TASK BRIEF: Count the lines below that contain the word "name" and give only the number.
==========
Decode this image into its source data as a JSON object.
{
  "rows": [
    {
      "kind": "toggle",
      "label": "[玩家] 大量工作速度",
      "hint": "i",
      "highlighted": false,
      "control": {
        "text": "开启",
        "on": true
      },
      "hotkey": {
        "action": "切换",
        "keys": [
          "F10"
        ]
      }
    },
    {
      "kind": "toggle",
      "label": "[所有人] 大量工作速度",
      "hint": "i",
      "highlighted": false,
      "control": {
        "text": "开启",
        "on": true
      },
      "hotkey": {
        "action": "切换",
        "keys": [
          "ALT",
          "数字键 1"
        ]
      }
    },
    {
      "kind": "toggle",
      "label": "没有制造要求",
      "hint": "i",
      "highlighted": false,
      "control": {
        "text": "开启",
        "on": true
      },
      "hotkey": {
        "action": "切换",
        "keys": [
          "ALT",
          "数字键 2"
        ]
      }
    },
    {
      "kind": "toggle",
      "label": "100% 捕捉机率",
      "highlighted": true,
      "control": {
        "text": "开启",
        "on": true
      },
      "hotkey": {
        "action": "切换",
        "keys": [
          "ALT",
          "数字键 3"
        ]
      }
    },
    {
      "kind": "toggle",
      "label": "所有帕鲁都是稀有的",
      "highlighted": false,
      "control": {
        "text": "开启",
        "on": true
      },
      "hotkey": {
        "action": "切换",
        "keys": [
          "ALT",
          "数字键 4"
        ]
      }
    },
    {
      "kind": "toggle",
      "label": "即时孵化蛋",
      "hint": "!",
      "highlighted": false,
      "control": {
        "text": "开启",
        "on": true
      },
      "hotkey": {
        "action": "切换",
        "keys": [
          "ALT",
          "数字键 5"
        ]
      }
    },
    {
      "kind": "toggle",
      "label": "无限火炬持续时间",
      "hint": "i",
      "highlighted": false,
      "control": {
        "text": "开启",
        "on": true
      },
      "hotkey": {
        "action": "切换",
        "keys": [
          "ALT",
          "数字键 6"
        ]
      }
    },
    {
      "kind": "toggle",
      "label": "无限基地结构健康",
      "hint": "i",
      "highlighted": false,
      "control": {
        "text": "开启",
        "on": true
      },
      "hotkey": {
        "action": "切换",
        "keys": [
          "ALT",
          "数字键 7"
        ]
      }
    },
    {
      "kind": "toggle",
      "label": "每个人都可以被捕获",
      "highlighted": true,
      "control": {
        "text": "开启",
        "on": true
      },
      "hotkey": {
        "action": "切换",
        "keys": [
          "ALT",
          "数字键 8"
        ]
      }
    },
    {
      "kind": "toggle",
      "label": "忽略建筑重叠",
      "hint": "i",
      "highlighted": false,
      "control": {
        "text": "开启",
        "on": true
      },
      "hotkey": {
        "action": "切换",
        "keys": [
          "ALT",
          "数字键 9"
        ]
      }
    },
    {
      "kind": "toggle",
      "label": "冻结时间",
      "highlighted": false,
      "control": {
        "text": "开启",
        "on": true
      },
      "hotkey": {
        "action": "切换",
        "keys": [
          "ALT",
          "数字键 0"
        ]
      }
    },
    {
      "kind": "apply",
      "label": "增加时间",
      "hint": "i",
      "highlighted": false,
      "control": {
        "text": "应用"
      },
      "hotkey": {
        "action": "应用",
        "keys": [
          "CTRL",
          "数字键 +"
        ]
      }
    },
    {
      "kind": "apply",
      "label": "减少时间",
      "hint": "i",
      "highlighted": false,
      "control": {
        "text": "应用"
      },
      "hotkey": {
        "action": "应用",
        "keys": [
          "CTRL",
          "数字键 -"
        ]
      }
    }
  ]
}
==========
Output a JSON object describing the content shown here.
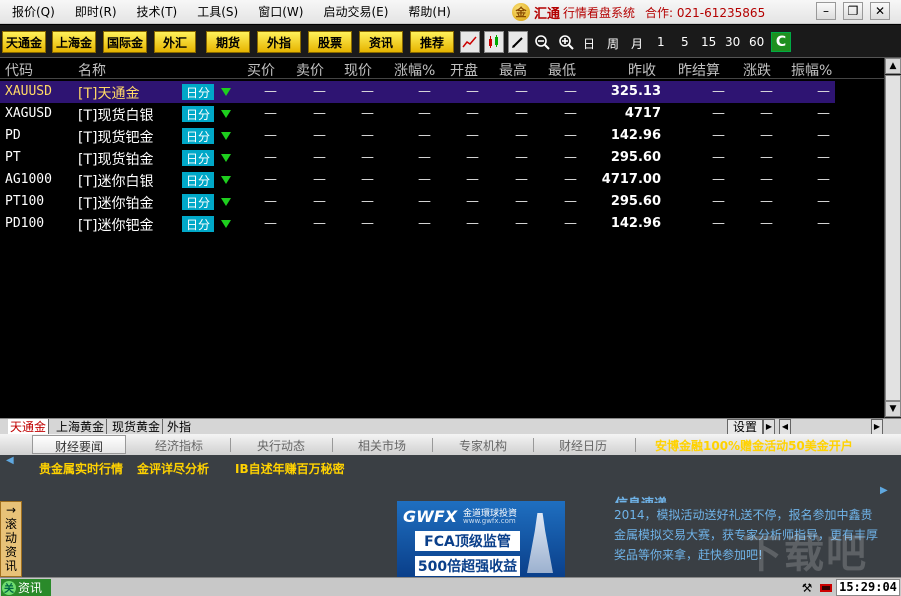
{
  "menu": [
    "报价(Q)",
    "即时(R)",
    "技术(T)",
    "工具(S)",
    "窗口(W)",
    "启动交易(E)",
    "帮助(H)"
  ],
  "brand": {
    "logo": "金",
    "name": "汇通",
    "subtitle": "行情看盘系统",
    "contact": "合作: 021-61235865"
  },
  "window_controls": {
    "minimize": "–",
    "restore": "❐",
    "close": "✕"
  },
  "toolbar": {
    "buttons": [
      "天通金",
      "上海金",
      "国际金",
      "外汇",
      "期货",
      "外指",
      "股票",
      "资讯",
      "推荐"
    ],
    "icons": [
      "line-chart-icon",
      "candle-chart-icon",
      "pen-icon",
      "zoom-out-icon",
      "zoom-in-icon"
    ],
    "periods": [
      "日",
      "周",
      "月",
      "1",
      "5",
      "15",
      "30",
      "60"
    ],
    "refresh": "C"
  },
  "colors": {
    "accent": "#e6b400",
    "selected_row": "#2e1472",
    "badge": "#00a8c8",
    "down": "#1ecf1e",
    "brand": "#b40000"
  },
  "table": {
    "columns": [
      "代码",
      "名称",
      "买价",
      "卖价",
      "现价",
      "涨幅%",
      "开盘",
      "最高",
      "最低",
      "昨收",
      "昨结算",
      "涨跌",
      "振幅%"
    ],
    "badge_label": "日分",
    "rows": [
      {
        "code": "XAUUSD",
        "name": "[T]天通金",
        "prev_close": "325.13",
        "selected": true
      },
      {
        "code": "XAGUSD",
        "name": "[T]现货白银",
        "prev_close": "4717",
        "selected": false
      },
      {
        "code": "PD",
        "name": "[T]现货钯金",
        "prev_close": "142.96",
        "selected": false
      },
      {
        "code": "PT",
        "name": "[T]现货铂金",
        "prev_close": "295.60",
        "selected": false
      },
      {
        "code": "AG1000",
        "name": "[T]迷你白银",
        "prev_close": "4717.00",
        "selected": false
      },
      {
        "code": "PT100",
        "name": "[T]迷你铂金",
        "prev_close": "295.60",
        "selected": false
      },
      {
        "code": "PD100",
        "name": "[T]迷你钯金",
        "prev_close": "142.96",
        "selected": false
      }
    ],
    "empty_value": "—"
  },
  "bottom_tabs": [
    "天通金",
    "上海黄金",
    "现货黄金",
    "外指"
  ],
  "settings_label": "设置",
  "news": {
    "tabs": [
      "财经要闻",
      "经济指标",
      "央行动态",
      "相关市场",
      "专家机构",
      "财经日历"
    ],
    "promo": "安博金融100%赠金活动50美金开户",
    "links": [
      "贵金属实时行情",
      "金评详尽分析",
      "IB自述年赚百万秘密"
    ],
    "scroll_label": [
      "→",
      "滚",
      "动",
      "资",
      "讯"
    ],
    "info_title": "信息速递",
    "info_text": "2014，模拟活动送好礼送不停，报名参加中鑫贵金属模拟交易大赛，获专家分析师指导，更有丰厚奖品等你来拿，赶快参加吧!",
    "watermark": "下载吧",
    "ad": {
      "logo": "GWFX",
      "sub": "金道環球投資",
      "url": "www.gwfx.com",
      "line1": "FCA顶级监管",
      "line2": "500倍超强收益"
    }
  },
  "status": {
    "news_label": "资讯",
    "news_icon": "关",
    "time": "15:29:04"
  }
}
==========
ANSWER TO THE EXERCISE: 8